  2. 2
    Forest Keeper:

    I was just recently reading about Palm trees and how they are remarkable at weathering storms because of there flexibility. If we are not flexible we will not be able to stand when the winds change direction.

  3. 3
    kathy Tracey:

    CJ ..what a great article. Gardening does present us with repeated challenges, and so also gets us into the practice of going with the flow and embracing new ways.I think you’ve just presented an argument that gardening makes us all better people,

  4. 4
    CL Fornari:

    CitySlipper, you bring back a good memory. When my youngest son was around 10 I took him out with me on a Sunday afternoon. At one point I stopped at an antique store and he elected to stay in the car and read. I ended up purchasing an old farm kitchen table, and shop’s owner helped me carry it out to my station wagon. As the owner and I were loading the table into the back, my son’s voice drifted up from the front. “Lucy…you got some ‘splainin to do!” Seriously, I’m fortunate – I’m surrounded by supportive family, friends and co-workers who are used to me moving onto “the next big idea.”

  5. 5
    CL Fornari:

    Forest Keeper – I frequently say in my talks, “Blessed are the flexible for they shall never be bent out of shape.”

  6. 6
    CL Fornari:

    Thanks, Kathy!
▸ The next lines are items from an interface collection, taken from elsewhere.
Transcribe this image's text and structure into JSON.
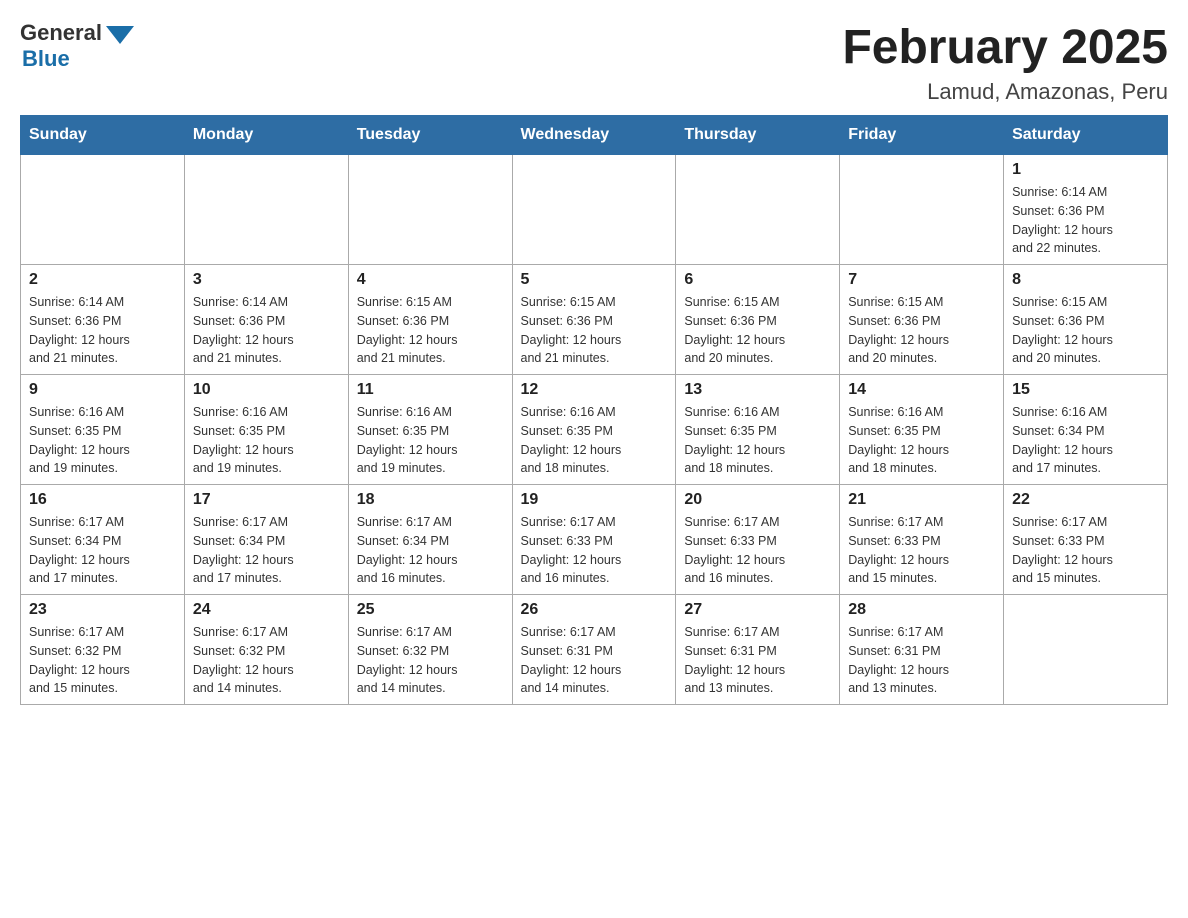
{
  "header": {
    "logo_general": "General",
    "logo_blue": "Blue",
    "month_title": "February 2025",
    "location": "Lamud, Amazonas, Peru"
  },
  "days_of_week": [
    "Sunday",
    "Monday",
    "Tuesday",
    "Wednesday",
    "Thursday",
    "Friday",
    "Saturday"
  ],
  "weeks": [
    [
      {
        "day": "",
        "info": ""
      },
      {
        "day": "",
        "info": ""
      },
      {
        "day": "",
        "info": ""
      },
      {
        "day": "",
        "info": ""
      },
      {
        "day": "",
        "info": ""
      },
      {
        "day": "",
        "info": ""
      },
      {
        "day": "1",
        "info": "Sunrise: 6:14 AM\nSunset: 6:36 PM\nDaylight: 12 hours\nand 22 minutes."
      }
    ],
    [
      {
        "day": "2",
        "info": "Sunrise: 6:14 AM\nSunset: 6:36 PM\nDaylight: 12 hours\nand 21 minutes."
      },
      {
        "day": "3",
        "info": "Sunrise: 6:14 AM\nSunset: 6:36 PM\nDaylight: 12 hours\nand 21 minutes."
      },
      {
        "day": "4",
        "info": "Sunrise: 6:15 AM\nSunset: 6:36 PM\nDaylight: 12 hours\nand 21 minutes."
      },
      {
        "day": "5",
        "info": "Sunrise: 6:15 AM\nSunset: 6:36 PM\nDaylight: 12 hours\nand 21 minutes."
      },
      {
        "day": "6",
        "info": "Sunrise: 6:15 AM\nSunset: 6:36 PM\nDaylight: 12 hours\nand 20 minutes."
      },
      {
        "day": "7",
        "info": "Sunrise: 6:15 AM\nSunset: 6:36 PM\nDaylight: 12 hours\nand 20 minutes."
      },
      {
        "day": "8",
        "info": "Sunrise: 6:15 AM\nSunset: 6:36 PM\nDaylight: 12 hours\nand 20 minutes."
      }
    ],
    [
      {
        "day": "9",
        "info": "Sunrise: 6:16 AM\nSunset: 6:35 PM\nDaylight: 12 hours\nand 19 minutes."
      },
      {
        "day": "10",
        "info": "Sunrise: 6:16 AM\nSunset: 6:35 PM\nDaylight: 12 hours\nand 19 minutes."
      },
      {
        "day": "11",
        "info": "Sunrise: 6:16 AM\nSunset: 6:35 PM\nDaylight: 12 hours\nand 19 minutes."
      },
      {
        "day": "12",
        "info": "Sunrise: 6:16 AM\nSunset: 6:35 PM\nDaylight: 12 hours\nand 18 minutes."
      },
      {
        "day": "13",
        "info": "Sunrise: 6:16 AM\nSunset: 6:35 PM\nDaylight: 12 hours\nand 18 minutes."
      },
      {
        "day": "14",
        "info": "Sunrise: 6:16 AM\nSunset: 6:35 PM\nDaylight: 12 hours\nand 18 minutes."
      },
      {
        "day": "15",
        "info": "Sunrise: 6:16 AM\nSunset: 6:34 PM\nDaylight: 12 hours\nand 17 minutes."
      }
    ],
    [
      {
        "day": "16",
        "info": "Sunrise: 6:17 AM\nSunset: 6:34 PM\nDaylight: 12 hours\nand 17 minutes."
      },
      {
        "day": "17",
        "info": "Sunrise: 6:17 AM\nSunset: 6:34 PM\nDaylight: 12 hours\nand 17 minutes."
      },
      {
        "day": "18",
        "info": "Sunrise: 6:17 AM\nSunset: 6:34 PM\nDaylight: 12 hours\nand 16 minutes."
      },
      {
        "day": "19",
        "info": "Sunrise: 6:17 AM\nSunset: 6:33 PM\nDaylight: 12 hours\nand 16 minutes."
      },
      {
        "day": "20",
        "info": "Sunrise: 6:17 AM\nSunset: 6:33 PM\nDaylight: 12 hours\nand 16 minutes."
      },
      {
        "day": "21",
        "info": "Sunrise: 6:17 AM\nSunset: 6:33 PM\nDaylight: 12 hours\nand 15 minutes."
      },
      {
        "day": "22",
        "info": "Sunrise: 6:17 AM\nSunset: 6:33 PM\nDaylight: 12 hours\nand 15 minutes."
      }
    ],
    [
      {
        "day": "23",
        "info": "Sunrise: 6:17 AM\nSunset: 6:32 PM\nDaylight: 12 hours\nand 15 minutes."
      },
      {
        "day": "24",
        "info": "Sunrise: 6:17 AM\nSunset: 6:32 PM\nDaylight: 12 hours\nand 14 minutes."
      },
      {
        "day": "25",
        "info": "Sunrise: 6:17 AM\nSunset: 6:32 PM\nDaylight: 12 hours\nand 14 minutes."
      },
      {
        "day": "26",
        "info": "Sunrise: 6:17 AM\nSunset: 6:31 PM\nDaylight: 12 hours\nand 14 minutes."
      },
      {
        "day": "27",
        "info": "Sunrise: 6:17 AM\nSunset: 6:31 PM\nDaylight: 12 hours\nand 13 minutes."
      },
      {
        "day": "28",
        "info": "Sunrise: 6:17 AM\nSunset: 6:31 PM\nDaylight: 12 hours\nand 13 minutes."
      },
      {
        "day": "",
        "info": ""
      }
    ]
  ]
}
Yes! In most cases gardening does make us better people… and I guess one way it does so is by building those pathways in our brain that cause us to be more accepting of change.

  7. 7

    Hi C.L.
    I must confess- change has not been an easy thing for
    me! But would like to share this thought..
    Doesn’t it seem true, that when you have a natural
    interest in something, it comes easier to us. You tend to
    excel in it no matter what changes come along?! :)

  8. 8

    Good morning C.L.: Teaching an OLD DOG NEW TRICKS has become a way of life with me. I have proven many times in the past couple of years that an OLD DOG can learn new tricks. It is fun, rewarding and enjoyable. I now call it OLD DOG LEARNING NEW TRICKS.

    Have a wonderful day,

  9. 9
    Donna Maness:

    CL – Great Post!! I will take this one to heart and paste it up somewhere where I can read it often.

    Belated condolences to Dan and you and the boys.



  10. 10
    CL Fornari:

    Deborah – yes, the more interested we are in a topic the easier it is to learn and be flexible. My particular interest for many years, however, is how all change opens up opportunities. Even the garden teaches this. I’m not particularly interested in the deer that are munching my shrubs right now, and I’d rather not be bothered. Nevertheless, they call me to be flexible, be that in my plant choices, with deer repellants and even in changing my attitude about them. Could it be, for example, that viewing Bambi and Bambi’s mom as an enemy might actually cause them to do more damage? Is it possible to embrace their presence on my property while peacefully asking them to leave particular plants alone?

  11. 11
    CL Fornari:

    Old Dogs, New Tricks R Us, John!

  12. 12
    CL Fornari:

    Thanks, Donna. Hope to see you guys soon.